"""

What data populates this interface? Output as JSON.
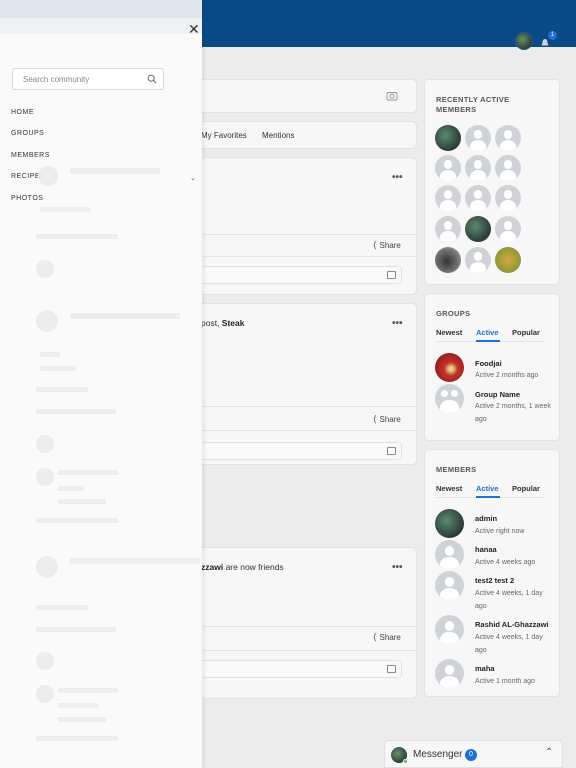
{
  "header": {
    "notification_count": "1"
  },
  "feed": {
    "post_placeholder_icon": "camera-icon",
    "tabs": [
      "My Favorites",
      "Mentions"
    ],
    "share_label": "Share",
    "posts": [
      {
        "text_user": "",
        "text_action": "",
        "text_object": ""
      },
      {
        "text_action": "post, ",
        "text_object": "Steak"
      },
      {
        "text_user": "zzawi",
        "text_action": " are now friends"
      }
    ]
  },
  "sidebar_right": {
    "recently_active": {
      "title": "RECENTLY ACTIVE MEMBERS"
    },
    "groups": {
      "title": "GROUPS",
      "tabs": [
        "Newest",
        "Active",
        "Popular"
      ],
      "active_tab": "Active",
      "items": [
        {
          "name": "Foodjai",
          "meta": "Active 2 months ago"
        },
        {
          "name": "Group Name",
          "meta": "Active 2 months, 1 week ago"
        }
      ]
    },
    "members": {
      "title": "MEMBERS",
      "tabs": [
        "Newest",
        "Active",
        "Popular"
      ],
      "active_tab": "Active",
      "items": [
        {
          "name": "admin",
          "meta": "Active right now"
        },
        {
          "name": "hanaa",
          "meta": "Active 4 weeks ago"
        },
        {
          "name": "test2 test 2",
          "meta": "Active 4 weeks, 1 day ago"
        },
        {
          "name": "Rashid AL-Ghazzawi",
          "meta": "Active 4 weeks, 1 day ago"
        },
        {
          "name": "maha",
          "meta": "Active 1 month ago"
        }
      ]
    }
  },
  "messenger": {
    "label": "Messenger",
    "count": "0"
  },
  "drawer": {
    "search_placeholder": "Search community",
    "nav": [
      "HOME",
      "GROUPS",
      "MEMBERS",
      "RECIPES",
      "PHOTOS"
    ]
  },
  "colors": {
    "header_blue": "#0a4a86",
    "accent": "#1e6fd9"
  }
}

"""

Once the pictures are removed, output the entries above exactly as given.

What data populates this interface? Output as JSON.
{
  "header": {
    "notification_count": "1"
  },
  "feed": {
    "post_placeholder_icon": "camera-icon",
    "tabs": [
      "My Favorites",
      "Mentions"
    ],
    "share_label": "Share",
    "posts": [
      {
        "text_user": "",
        "text_action": "",
        "text_object": ""
      },
      {
        "text_action": "post, ",
        "text_object": "Steak"
      },
      {
        "text_user": "zzawi",
        "text_action": " are now friends"
      }
    ]
  },
  "sidebar_right": {
    "recently_active": {
      "title": "RECENTLY ACTIVE MEMBERS"
    },
    "groups": {
      "title": "GROUPS",
      "tabs": [
        "Newest",
        "Active",
        "Popular"
      ],
      "active_tab": "Active",
      "items": [
        {
          "name": "Foodjai",
          "meta": "Active 2 months ago"
        },
        {
          "name": "Group Name",
          "meta": "Active 2 months, 1 week ago"
        }
      ]
    },
    "members": {
      "title": "MEMBERS",
      "tabs": [
        "Newest",
        "Active",
        "Popular"
      ],
      "active_tab": "Active",
      "items": [
        {
          "name": "admin",
          "meta": "Active right now"
        },
        {
          "name": "hanaa",
          "meta": "Active 4 weeks ago"
        },
        {
          "name": "test2 test 2",
          "meta": "Active 4 weeks, 1 day ago"
        },
        {
          "name": "Rashid AL-Ghazzawi",
          "meta": "Active 4 weeks, 1 day ago"
        },
        {
          "name": "maha",
          "meta": "Active 1 month ago"
        }
      ]
    }
  },
  "messenger": {
    "label": "Messenger",
    "count": "0"
  },
  "drawer": {
    "search_placeholder": "Search community",
    "nav": [
      "HOME",
      "GROUPS",
      "MEMBERS",
      "RECIPES",
      "PHOTOS"
    ]
  },
  "colors": {
    "header_blue": "#0a4a86",
    "accent": "#1e6fd9"
  }
}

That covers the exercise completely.